One of my best friends is the goalkeeper at Bournemouth, Darryl Flahavan. It's different for them because they know automatically if they're number one or number two in a team.
It's different for outfield players, as long as I'm given a reason for being dropped by the manager then that's fine; it's all about being a team and getting the right results. If the manager wants to play a certain way and a certain style which doesn't suit my style of play then that's fine, as long as you know that. With the amount of games that I've played, especially at Premier League level, sometimes you need a rest.
I had a couple of incidents at Southampton where Gordon Strachan didn't play me and I got released aged 25 and didn't have a particularly good relationship with him.
I've seen it where players have been on a run of games and all of a sudden they find themselves not on the bench but out of the squad. As someone's who's that bit older I try and speak to the players and talk to them about the feelings going through their head, make sure they have the right attitude in training and tell them they'll get the chance to get back in.
If they're not taking it too well I advise them to go and talk to the manager and see what his reasons are and where he stands. I think players are pretty good with it though, I've seen one or two let their heads go down and not do the right thing and spit their dummy out a bit to try and get a move away, but generally I think players show good attitudes towards being dropped because it's all about the team.
Joe's been at the top of his game for a long time. It's hard being dropped but you have to deal with it the best way you can and that's by working hard on the training pitch because the harder you work on the training pitch the more luck you get on a Saturday.
He's had a fantastic run of games and has been the focal point of the City team whilst also being England number one and now he finds himself in the position - at a young age - where he's been dropped. He's still in a great place though because he's the best goalkeeper we've got in the country and he's young; often keepers don't flourish until they're in the thirties when they've stopped those little mistakes. He'll be disheartened but he shouldn't be too down on himself.

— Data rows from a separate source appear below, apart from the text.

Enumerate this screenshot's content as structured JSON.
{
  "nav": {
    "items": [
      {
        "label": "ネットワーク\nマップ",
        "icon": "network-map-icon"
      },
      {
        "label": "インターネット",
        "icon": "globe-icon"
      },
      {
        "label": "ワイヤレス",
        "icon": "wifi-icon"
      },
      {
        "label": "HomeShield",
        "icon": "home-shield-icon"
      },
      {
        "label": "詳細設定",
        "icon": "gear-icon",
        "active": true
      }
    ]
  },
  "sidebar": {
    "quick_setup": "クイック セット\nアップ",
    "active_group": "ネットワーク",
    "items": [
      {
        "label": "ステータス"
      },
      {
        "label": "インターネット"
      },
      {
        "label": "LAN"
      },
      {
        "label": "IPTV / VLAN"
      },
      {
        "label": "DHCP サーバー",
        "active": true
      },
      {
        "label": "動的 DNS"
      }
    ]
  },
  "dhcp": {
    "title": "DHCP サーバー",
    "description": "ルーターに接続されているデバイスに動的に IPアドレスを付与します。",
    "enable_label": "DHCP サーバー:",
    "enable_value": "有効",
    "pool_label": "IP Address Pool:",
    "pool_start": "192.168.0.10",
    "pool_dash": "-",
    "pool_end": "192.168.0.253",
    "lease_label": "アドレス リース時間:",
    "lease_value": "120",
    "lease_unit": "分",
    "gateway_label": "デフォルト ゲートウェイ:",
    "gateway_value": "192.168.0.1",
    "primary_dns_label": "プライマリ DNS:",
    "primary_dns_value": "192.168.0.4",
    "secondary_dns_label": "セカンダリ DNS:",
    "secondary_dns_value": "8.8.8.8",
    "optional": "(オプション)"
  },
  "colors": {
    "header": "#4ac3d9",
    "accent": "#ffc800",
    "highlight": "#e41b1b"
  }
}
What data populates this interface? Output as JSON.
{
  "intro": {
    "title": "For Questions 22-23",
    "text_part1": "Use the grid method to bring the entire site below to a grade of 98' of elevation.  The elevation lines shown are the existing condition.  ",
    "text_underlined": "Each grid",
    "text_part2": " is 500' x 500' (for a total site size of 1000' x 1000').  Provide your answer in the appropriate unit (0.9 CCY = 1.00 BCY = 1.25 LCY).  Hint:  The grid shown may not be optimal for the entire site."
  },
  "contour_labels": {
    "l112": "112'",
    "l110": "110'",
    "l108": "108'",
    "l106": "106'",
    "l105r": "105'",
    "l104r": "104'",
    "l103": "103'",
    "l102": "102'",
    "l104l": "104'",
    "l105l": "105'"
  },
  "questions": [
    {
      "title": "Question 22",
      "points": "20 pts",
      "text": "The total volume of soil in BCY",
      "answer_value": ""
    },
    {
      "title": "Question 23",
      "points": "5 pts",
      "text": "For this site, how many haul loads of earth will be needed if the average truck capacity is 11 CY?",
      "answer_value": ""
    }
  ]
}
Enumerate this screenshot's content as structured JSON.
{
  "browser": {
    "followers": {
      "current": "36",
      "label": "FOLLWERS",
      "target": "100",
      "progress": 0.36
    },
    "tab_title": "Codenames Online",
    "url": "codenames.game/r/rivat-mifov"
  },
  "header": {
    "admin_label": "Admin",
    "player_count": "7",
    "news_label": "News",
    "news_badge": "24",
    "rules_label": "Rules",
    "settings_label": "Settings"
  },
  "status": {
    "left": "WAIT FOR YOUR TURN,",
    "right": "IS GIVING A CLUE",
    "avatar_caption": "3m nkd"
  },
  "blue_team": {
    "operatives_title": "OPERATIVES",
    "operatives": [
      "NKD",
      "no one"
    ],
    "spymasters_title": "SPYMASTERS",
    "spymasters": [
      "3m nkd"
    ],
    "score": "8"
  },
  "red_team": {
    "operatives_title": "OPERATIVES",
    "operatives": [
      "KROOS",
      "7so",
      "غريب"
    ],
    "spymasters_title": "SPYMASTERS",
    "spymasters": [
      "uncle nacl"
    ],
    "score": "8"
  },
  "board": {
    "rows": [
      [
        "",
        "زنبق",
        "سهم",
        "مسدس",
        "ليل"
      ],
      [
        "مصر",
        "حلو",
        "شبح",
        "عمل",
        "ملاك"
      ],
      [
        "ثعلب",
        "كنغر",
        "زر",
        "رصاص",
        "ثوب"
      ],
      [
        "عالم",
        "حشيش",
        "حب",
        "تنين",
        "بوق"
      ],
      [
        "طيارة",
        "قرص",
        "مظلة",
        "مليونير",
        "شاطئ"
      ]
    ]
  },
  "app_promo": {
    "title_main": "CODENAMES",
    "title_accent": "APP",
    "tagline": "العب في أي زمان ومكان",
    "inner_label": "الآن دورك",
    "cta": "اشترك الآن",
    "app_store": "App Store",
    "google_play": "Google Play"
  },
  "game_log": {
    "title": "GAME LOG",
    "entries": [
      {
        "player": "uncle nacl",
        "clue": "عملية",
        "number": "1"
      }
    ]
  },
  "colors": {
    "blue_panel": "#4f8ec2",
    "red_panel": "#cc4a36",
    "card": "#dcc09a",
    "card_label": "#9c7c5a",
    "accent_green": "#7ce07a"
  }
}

I think the stories linking Joe Hart with a move away is just speculation used to write a story. No football club would want to lose Joe Hart out of their squad and I don't think anyone would want him to leave Man City.
I think people made a bit of mountain out of me saying I was training with the 'bomb squad' or the 'mushrooms' on the Football League Hour last week Listen to the show here. Whatever you wanted to say about it it's just banter within our dressing room when you're not involved in the first team.
I'm someone who trains hard every day and if that doesn't impress the gaffer then I don't know what will. There's no malice in what I said, I'm waiting for the gaffer to call me in and when he wants me in the team I'll be ready because I know I train hard and that's what he appreciates.
I haven't been playing well, let's be honest about it, I've not been playing well so I'm not playing. Footballers need to face up to it sometimes and say 'you know what, I've been dropped for a reason' and the reason that I've been dropped is because I've not been playing well, it's simple. So what I need to do is find the answer on the training pitch of how to get back in the team and playing well and that's done by working hard. It's worked before for me in the past when I've been dropped and it will again for me in the future.